Data items
[Start of Attachment]

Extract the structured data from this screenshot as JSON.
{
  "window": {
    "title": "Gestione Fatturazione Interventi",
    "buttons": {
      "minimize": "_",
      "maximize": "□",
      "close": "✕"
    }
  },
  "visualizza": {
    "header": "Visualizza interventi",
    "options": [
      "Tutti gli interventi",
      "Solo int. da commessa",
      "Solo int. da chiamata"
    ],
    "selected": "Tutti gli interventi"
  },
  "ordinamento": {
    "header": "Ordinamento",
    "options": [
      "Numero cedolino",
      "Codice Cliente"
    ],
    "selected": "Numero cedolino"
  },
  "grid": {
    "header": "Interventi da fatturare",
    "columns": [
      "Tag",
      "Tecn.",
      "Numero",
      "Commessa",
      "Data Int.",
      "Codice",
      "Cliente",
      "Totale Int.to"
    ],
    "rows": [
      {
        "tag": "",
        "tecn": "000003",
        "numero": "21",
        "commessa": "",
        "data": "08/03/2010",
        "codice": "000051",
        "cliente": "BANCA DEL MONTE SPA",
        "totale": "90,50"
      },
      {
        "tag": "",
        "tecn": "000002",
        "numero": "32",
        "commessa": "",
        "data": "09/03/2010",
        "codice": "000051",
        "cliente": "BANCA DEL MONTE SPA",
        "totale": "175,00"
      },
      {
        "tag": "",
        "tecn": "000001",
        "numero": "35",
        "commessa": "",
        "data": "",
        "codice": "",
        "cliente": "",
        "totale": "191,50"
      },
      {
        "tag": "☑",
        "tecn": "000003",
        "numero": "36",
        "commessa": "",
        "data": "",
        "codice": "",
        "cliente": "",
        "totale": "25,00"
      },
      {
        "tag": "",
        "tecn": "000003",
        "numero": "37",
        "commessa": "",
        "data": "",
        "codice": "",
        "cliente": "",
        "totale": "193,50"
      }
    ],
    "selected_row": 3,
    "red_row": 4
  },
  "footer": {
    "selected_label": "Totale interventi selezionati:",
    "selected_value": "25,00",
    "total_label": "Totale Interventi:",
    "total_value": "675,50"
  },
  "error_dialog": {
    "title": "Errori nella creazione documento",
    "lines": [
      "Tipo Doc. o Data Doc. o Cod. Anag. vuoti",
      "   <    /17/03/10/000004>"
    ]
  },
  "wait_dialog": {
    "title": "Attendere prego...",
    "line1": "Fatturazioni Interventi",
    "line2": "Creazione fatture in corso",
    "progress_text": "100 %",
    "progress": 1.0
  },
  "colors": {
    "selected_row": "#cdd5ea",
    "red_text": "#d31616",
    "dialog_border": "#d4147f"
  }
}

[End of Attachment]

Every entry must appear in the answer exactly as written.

Extract the structured data from this screenshot as JSON.
{
  "window": {
    "title": "Gestione Fatturazione Interventi",
    "buttons": {
      "minimize": "_",
      "maximize": "□",
      "close": "✕"
    }
  },
  "visualizza": {
    "header": "Visualizza interventi",
    "options": [
      "Tutti gli interventi",
      "Solo int. da commessa",
      "Solo int. da chiamata"
    ],
    "selected": "Tutti gli interventi"
  },
  "ordinamento": {
    "header": "Ordinamento",
    "options": [
      "Numero cedolino",
      "Codice Cliente"
    ],
    "selected": "Numero cedolino"
  },
  "grid": {
    "header": "Interventi da fatturare",
    "columns": [
      "Tag",
      "Tecn.",
      "Numero",
      "Commessa",
      "Data Int.",
      "Codice",
      "Cliente",
      "Totale Int.to"
    ],
    "rows": [
      {
        "tag": "",
        "tecn": "000003",
        "numero": "21",
        "commessa": "",
        "data": "08/03/2010",
        "codice": "000051",
        "cliente": "BANCA DEL MONTE SPA",
        "totale": "90,50"
      },
      {
        "tag": "",
        "tecn": "000002",
        "numero": "32",
        "commessa": "",
        "data": "09/03/2010",
        "codice": "000051",
        "cliente": "BANCA DEL MONTE SPA",
        "totale": "175,00"
      },
      {
        "tag": "",
        "tecn": "000001",
        "numero": "35",
        "commessa": "",
        "data": "",
        "codice": "",
        "cliente": "",
        "totale": "191,50"
      },
      {
        "tag": "☑",
        "tecn": "000003",
        "numero": "36",
        "commessa": "",
        "data": "",
        "codice": "",
        "cliente": "",
        "totale": "25,00"
      },
      {
        "tag": "",
        "tecn": "000003",
        "numero": "37",
        "commessa": "",
        "data": "",
        "codice": "",
        "cliente": "",
        "totale": "193,50"
      }
    ],
    "selected_row": 3,
    "red_row": 4
  },
  "footer": {
    "selected_label": "Totale interventi selezionati:",
    "selected_value": "25,00",
    "total_label": "Totale Interventi:",
    "total_value": "675,50"
  },
  "error_dialog": {
    "title": "Errori nella creazione documento",
    "lines": [
      "Tipo Doc. o Data Doc. o Cod. Anag. vuoti",
      "   <    /17/03/10/000004>"
    ]
  },
  "wait_dialog": {
    "title": "Attendere prego...",
    "line1": "Fatturazioni Interventi",
    "line2": "Creazione fatture in corso",
    "progress_text": "100 %",
    "progress": 1.0
  },
  "colors": {
    "selected_row": "#cdd5ea",
    "red_text": "#d31616",
    "dialog_border": "#d4147f"
  }
}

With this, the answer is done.